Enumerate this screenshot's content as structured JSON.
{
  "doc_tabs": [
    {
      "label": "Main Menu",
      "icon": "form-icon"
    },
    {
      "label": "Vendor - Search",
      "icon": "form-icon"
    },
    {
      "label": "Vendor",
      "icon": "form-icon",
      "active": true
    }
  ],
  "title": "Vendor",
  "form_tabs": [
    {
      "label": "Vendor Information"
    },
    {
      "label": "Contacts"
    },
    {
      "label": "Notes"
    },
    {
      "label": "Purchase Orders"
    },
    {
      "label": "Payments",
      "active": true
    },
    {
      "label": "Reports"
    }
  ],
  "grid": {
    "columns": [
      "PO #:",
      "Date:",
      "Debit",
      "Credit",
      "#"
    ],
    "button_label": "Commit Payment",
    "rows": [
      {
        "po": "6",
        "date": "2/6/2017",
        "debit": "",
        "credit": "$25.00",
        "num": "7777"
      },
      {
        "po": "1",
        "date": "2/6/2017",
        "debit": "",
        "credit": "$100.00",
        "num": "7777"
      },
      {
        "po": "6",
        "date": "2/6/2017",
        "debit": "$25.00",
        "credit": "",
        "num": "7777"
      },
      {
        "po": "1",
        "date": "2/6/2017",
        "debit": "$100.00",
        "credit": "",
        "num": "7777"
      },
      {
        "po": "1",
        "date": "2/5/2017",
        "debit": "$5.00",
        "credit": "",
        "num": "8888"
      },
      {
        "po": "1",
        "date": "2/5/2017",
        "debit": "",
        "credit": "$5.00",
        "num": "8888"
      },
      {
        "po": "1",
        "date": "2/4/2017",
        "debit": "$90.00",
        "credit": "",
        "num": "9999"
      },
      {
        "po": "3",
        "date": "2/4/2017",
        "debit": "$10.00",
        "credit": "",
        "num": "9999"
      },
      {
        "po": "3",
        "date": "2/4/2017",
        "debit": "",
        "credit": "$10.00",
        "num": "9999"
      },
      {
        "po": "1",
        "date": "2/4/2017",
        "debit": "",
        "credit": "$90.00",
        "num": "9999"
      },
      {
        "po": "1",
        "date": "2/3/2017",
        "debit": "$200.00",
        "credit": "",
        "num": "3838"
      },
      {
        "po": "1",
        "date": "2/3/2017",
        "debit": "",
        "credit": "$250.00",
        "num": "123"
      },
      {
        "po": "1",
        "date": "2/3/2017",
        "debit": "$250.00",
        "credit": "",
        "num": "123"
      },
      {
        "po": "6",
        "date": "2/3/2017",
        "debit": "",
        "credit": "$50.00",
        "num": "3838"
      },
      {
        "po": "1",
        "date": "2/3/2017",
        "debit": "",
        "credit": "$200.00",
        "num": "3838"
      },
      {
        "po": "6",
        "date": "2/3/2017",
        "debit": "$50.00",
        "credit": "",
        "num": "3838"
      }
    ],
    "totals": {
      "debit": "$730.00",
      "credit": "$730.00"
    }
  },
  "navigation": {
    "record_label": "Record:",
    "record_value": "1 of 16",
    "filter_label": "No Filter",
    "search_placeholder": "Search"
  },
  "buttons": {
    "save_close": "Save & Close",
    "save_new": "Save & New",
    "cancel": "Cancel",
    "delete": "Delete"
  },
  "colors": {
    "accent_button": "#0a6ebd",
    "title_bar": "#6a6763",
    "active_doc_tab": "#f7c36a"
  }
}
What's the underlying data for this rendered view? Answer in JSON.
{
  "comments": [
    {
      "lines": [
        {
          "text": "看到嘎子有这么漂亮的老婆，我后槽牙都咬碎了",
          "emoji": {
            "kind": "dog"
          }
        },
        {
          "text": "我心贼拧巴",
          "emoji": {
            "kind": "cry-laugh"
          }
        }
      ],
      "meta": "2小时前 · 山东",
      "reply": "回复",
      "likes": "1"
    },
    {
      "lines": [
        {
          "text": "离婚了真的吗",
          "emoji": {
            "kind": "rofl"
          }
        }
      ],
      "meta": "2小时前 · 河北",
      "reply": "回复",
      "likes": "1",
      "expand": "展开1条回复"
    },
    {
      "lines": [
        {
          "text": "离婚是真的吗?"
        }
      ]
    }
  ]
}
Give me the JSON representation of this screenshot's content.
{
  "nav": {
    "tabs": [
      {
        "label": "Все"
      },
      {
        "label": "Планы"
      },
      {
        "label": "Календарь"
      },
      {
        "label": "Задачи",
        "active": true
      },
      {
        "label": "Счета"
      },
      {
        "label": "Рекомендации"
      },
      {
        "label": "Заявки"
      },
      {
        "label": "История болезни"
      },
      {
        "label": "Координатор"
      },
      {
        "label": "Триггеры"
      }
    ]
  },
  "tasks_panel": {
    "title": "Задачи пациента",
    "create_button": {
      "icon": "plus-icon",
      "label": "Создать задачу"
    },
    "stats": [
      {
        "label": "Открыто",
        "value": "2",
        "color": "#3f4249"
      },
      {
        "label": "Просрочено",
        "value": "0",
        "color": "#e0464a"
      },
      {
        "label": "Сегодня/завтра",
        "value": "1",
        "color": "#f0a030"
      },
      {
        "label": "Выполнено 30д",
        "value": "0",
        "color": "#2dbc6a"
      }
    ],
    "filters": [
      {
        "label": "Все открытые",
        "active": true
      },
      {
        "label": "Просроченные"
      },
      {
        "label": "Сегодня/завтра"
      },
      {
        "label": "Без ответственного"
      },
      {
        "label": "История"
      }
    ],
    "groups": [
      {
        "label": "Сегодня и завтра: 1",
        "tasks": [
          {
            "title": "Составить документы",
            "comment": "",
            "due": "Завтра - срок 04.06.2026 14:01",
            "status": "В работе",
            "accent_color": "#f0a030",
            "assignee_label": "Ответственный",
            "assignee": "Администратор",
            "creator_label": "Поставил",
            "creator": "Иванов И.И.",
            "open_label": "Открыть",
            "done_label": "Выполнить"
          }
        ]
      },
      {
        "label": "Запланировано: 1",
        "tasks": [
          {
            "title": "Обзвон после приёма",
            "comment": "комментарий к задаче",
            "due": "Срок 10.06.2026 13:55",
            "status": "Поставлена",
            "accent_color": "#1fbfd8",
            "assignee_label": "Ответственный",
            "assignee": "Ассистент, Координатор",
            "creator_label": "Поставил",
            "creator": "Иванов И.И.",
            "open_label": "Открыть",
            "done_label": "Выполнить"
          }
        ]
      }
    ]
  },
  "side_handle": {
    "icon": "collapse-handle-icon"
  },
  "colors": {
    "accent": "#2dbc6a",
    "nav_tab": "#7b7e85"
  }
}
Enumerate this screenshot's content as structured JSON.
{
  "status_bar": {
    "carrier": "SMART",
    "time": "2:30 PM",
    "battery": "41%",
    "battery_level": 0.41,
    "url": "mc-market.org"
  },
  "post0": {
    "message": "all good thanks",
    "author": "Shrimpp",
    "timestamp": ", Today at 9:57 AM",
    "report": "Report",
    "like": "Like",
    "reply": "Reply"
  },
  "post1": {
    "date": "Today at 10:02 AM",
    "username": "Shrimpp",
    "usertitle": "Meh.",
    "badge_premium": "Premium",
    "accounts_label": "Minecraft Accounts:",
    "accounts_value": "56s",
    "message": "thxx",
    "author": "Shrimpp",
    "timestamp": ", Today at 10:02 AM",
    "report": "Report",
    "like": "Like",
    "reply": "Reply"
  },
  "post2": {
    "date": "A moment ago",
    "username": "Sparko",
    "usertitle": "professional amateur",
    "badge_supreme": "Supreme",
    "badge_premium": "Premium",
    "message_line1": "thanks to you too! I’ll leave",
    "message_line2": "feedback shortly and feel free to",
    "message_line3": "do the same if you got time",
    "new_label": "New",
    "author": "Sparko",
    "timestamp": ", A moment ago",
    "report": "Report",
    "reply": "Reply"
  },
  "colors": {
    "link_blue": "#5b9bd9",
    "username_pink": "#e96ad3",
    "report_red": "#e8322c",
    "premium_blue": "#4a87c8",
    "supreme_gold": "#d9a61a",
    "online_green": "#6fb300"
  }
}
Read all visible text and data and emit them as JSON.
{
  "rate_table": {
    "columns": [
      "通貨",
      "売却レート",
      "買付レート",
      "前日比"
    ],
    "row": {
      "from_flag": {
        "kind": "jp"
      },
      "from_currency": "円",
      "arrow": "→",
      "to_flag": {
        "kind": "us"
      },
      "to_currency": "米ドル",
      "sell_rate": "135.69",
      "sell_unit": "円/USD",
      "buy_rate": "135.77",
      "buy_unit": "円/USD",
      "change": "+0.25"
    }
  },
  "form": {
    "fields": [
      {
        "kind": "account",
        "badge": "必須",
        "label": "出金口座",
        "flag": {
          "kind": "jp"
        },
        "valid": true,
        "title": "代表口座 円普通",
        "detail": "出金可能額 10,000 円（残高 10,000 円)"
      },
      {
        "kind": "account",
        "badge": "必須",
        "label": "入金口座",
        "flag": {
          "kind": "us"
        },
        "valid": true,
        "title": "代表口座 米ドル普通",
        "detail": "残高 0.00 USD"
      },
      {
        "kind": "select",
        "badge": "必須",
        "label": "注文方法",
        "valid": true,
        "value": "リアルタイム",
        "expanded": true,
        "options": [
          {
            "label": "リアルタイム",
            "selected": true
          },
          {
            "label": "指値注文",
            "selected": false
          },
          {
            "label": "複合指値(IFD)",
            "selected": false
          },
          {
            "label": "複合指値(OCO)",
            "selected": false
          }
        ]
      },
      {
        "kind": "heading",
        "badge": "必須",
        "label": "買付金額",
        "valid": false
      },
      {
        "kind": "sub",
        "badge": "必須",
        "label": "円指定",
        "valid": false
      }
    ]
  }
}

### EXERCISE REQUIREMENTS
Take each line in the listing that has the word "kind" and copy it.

### EXERCISE SOLUTION
            "kind": "dog"
            "kind": "cry-laugh"
            "kind": "rofl"
        "kind": "jp"
        "kind": "us"
        "kind": "account",
          "kind": "jp"
        "kind": "account",
          "kind": "us"
        "kind": "select",
        "kind": "heading",
        "kind": "sub",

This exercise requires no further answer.